Shelby - Here's where they were built

October 1, 2012

All 1968 Shelbys were built on Ford's Meutchen, New Jersey Assembly line. The semi completed cars were sent to Ionia, Michigan for conversion to 1968 Shelbys.

Ionia is small town in central Michigan. It is approximately 130 miles northwest of Dearborn.

This map shows various sites around Ionia related to Shelby production. Let's take a look around.

This building was used by Shelby Engineers. It was a former Buick dealership and later the Knights of Columbus Hall.

These grain elevators near the rail road tracks are still visible today. Rail cars with semi-complete Shelbys arrive from the New Jersey Assembly plant.

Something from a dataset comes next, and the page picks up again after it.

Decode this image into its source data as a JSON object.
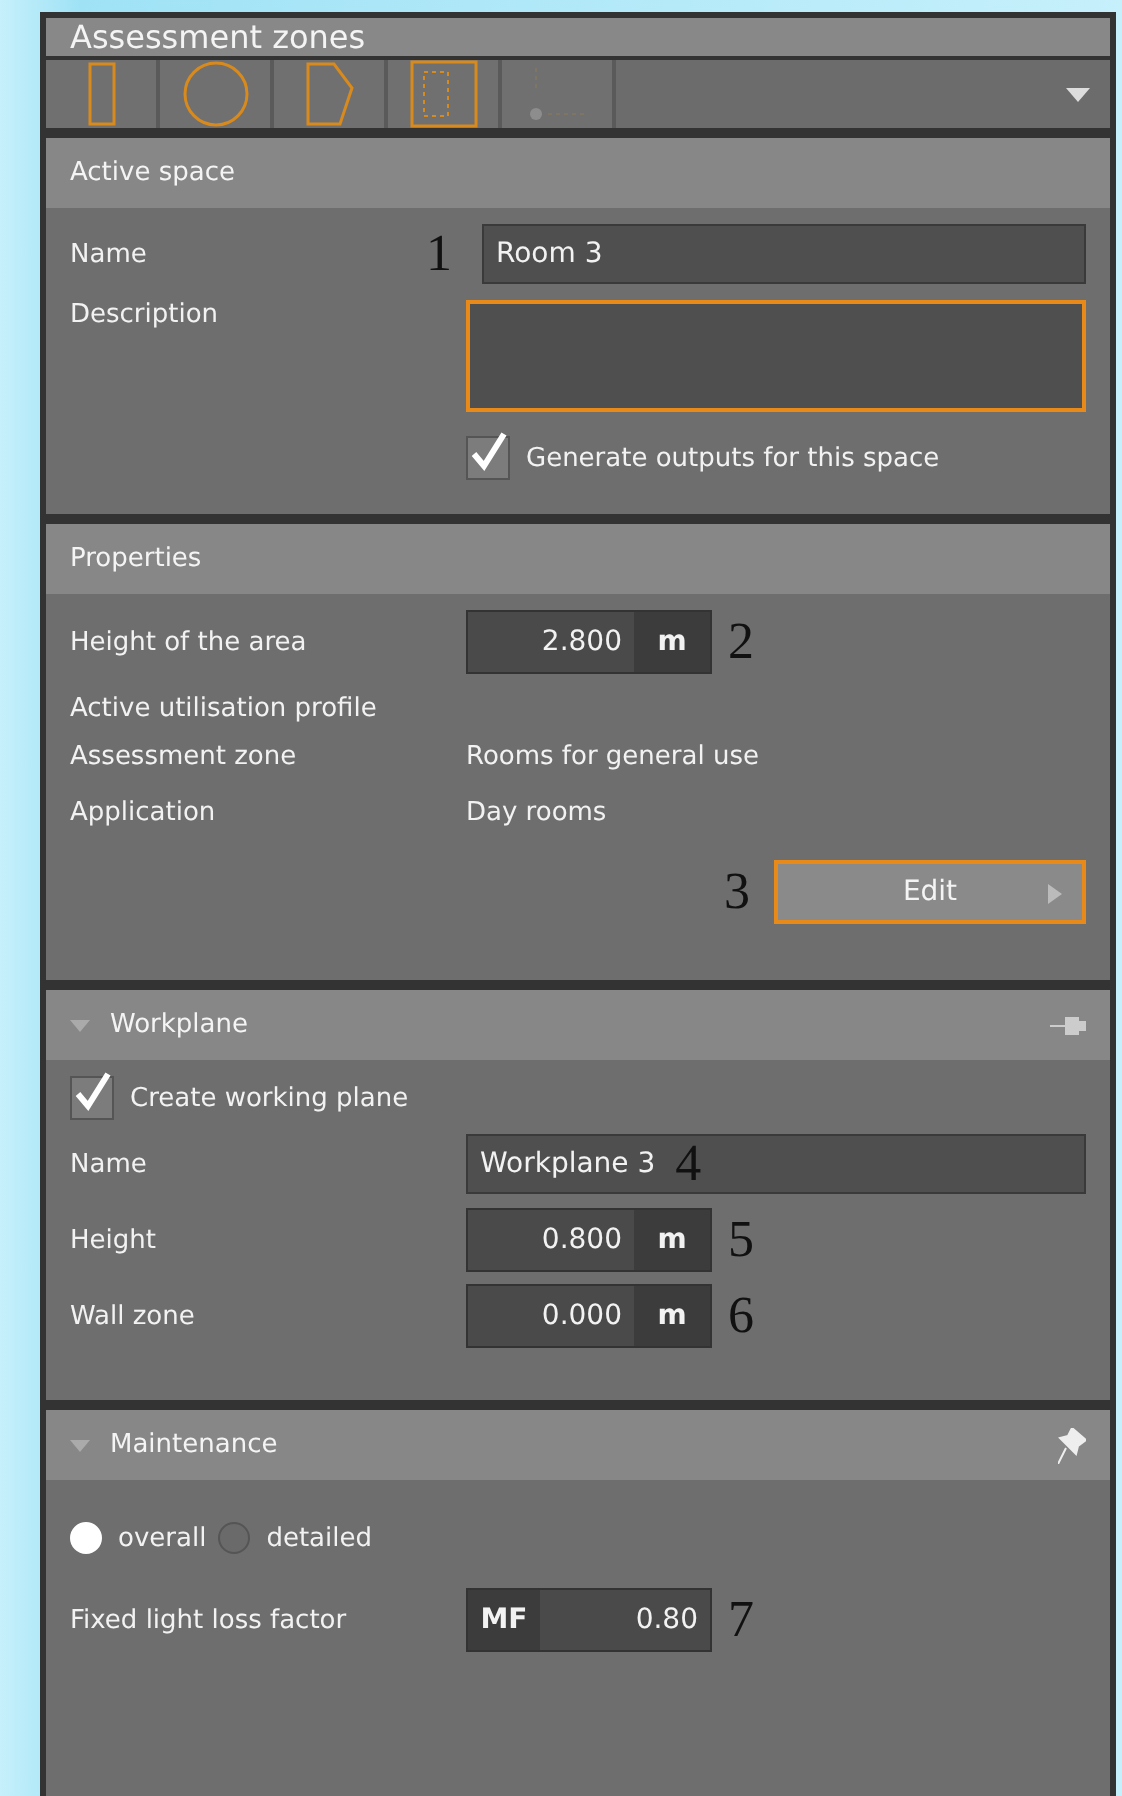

There were fifteen Mustangs on each rail car.

The actual assembly plant is now gone. It was comprised of two buildings. They were simply called Building "A" and Building "B". The company had a rich history dating back to the turn of the century. They started making carriges, furniture and later automotive products. It was Smith's work with fiberglass/plastics that helped attract Shelby.

This is one of the last remaining bricks from the AO Smith buildings. It was sent to me by my friend, Ken Ferguson, a former assembly line worker.

The storage lots adjacent to the plant once kept hundreds of brand new 1968 Shelbys.

Just south of town is the Ionia Airport. Shelby used the airport for occasional test runs. Later, they would also store cars here.

In late 1969, Smith decided dealing with Ford and Shelby was too much. They declined the offer to produce the new models. While many people believe Shelby pulled the plug, it was actually Smith. The remaining 1969 Models were shipped 85 miles to Kar Kraft in Brighton, Michigan. They were updated to "1970" specifications and the program was shut down.